Buy a Reliable Antivirus
Many individuals utilize antivirus software that is available for free or that is pre-installed on Windows when they buy it. While they are not bad or dangerous, they cannot properly protect your body. Using the internet requires the use of reputable antivirus software. An advanced version will find what you need. There are many types of antivirus software for both home and business use. Whenever you get an alert (usually every day), update your antivirus.
Understand the Appearance of Harmful Applications
If you believe that your computer has gone slower or that some apps look suspicious, knowing the source of the issue is frequently useful. It could be a Trojan horse, worm, virus, or another type of threat. Here, having a rudimentary understanding of their appearance and function can be helpful.
Worm instances include W32.SillyFDC.BBY and Packed, for instance.Generic.JS.Debeski, 236.A Trojan horse is named Trojan.
Be cautious while Opening Email Attachments.
Do not open email attachments without scanning them. Even email scanning services like Gmail come with built-in antivirus software, including antivirus software. Even if the email appears to be from your best buddy or is otherwise genuine, scan it first. If your friend’s computer is infected, there’s a good chance it was emailed to you or someone in your friend’s contact list.
Avoid the Third-Party Downloads
It is impossible to overstate how crucial this is. Do not click on shortened URLs to access websites. In the address bar, type the website’s address. Software should not be downloaded from publishers you are unsure of. When entering your credit card information on a website, exercise additional caution.
Have a Hardware-based firewall and deploy DNS
A firewall shields your computer from several threats, including harmful online traffic. Although a firewall can protect against worms and viruses, you shouldn’t rely only on it. However, the Windows Firewall that is software-based is insufficient, thus you must use a firewall that is hardware-based.
Don’t Forget to Avoid Autorun
Added a hard drive or pen drive to your PC. So make sure the Autorun option is off and perform a thorough drive scan beforehand. If you don’t, your PC might suffer. One of the most popular ways to infect your computer is through infected external disks.
Check SSL before dealing with E-commerce:

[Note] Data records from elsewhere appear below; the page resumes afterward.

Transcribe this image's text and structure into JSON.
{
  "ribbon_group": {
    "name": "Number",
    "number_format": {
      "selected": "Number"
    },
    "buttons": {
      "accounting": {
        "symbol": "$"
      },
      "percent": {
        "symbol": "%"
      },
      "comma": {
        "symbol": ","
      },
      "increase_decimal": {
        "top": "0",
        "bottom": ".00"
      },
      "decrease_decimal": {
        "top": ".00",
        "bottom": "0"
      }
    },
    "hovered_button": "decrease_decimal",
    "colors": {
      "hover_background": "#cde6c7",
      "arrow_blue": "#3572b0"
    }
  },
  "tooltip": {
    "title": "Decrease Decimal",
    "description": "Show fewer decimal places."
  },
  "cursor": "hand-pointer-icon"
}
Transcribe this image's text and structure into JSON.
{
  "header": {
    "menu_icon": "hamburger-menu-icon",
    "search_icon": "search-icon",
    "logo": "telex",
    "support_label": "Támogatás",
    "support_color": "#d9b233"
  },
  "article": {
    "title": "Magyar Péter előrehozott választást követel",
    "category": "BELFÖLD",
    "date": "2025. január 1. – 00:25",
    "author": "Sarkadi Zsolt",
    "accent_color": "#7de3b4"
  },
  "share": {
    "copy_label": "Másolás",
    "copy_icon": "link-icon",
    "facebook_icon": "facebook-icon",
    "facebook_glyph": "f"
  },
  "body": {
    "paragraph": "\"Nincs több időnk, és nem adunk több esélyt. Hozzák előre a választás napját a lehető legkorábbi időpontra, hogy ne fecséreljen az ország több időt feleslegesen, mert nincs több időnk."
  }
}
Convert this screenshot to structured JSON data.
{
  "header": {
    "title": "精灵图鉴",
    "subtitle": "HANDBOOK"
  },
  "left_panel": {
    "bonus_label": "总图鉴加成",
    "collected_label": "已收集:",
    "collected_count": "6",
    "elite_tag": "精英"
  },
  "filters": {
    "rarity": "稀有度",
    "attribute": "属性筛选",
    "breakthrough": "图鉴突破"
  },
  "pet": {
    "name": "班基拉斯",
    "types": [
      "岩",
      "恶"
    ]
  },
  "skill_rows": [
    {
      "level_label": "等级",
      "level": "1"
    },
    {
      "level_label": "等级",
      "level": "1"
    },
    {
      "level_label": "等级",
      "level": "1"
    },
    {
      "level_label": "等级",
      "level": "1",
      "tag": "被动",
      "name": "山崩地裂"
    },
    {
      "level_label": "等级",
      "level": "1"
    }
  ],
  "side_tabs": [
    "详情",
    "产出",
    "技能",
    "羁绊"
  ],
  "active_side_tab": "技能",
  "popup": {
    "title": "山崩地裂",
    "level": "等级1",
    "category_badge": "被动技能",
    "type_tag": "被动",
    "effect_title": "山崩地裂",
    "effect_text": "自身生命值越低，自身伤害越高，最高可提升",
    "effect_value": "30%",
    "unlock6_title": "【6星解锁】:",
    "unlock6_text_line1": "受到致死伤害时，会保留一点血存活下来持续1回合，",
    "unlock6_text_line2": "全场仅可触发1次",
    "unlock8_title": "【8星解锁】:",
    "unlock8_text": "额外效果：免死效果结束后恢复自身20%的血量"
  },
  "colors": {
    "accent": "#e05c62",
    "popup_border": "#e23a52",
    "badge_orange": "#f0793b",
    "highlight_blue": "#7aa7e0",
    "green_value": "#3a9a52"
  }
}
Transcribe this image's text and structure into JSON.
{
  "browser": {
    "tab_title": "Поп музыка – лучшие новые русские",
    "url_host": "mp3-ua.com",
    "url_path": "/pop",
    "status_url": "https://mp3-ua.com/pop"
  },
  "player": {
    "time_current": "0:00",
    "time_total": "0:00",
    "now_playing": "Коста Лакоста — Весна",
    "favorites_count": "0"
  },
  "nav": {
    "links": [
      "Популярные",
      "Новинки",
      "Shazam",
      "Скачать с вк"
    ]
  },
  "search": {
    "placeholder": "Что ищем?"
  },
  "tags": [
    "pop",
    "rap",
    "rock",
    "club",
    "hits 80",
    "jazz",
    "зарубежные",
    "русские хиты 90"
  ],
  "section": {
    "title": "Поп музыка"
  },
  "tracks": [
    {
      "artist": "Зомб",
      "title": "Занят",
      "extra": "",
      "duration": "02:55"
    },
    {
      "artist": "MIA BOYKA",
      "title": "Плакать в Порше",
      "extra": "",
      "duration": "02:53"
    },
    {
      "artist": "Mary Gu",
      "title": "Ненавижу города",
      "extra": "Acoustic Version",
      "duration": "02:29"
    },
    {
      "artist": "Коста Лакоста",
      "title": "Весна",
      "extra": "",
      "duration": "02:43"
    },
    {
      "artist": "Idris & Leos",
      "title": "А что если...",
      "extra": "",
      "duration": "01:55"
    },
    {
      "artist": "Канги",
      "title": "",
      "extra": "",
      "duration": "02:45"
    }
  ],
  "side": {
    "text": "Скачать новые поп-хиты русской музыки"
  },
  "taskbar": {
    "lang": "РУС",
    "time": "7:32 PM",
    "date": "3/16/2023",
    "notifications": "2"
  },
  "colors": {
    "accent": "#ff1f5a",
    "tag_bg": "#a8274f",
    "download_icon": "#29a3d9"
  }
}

When communicating with a website, it is extremely important to verify its validity using SSL (Secure Socket Layer), as hackers may be able to sniff out your information or the site may already have a Trojan horse or malware. Dealing with an internet website that has SSL security installed is secure.
SSL uses strong encryption to protect the moving data so that it cannot be intercepted by a third party. The most well-known e-commerce sites in the world (including Facebook, Amazon, PayPal, eBay, and others) encrypt all of their online data and transactions using highly trustworthy Extended Validation certificates, which are the pinnacle of authentication.
Regular Backup of Your Data:
Regular data backup aids in the restoration of your data if your computer becomes infected with malware or a virus. It makes sense to encrypt all of your data so that, even if it is stolen or lost, there are good possibilities that it will still be safe.
A quick Worm vs Trojan:
Worms, on the other hand, use network flaws to propagate as opposed to adhering to the host. A Trojan horse differs from a virus or worm in terms of how it spreads. It should be remembered that a Trojan horse cannot reproduce itself. Typically, users download or install them with the primary intention of stealing crucial data.
Now you know about Worm vs Trojan. You should only ever download computer programs and apps from reliable and official sites as a security precaution.
For more such amazing articles go to our blog section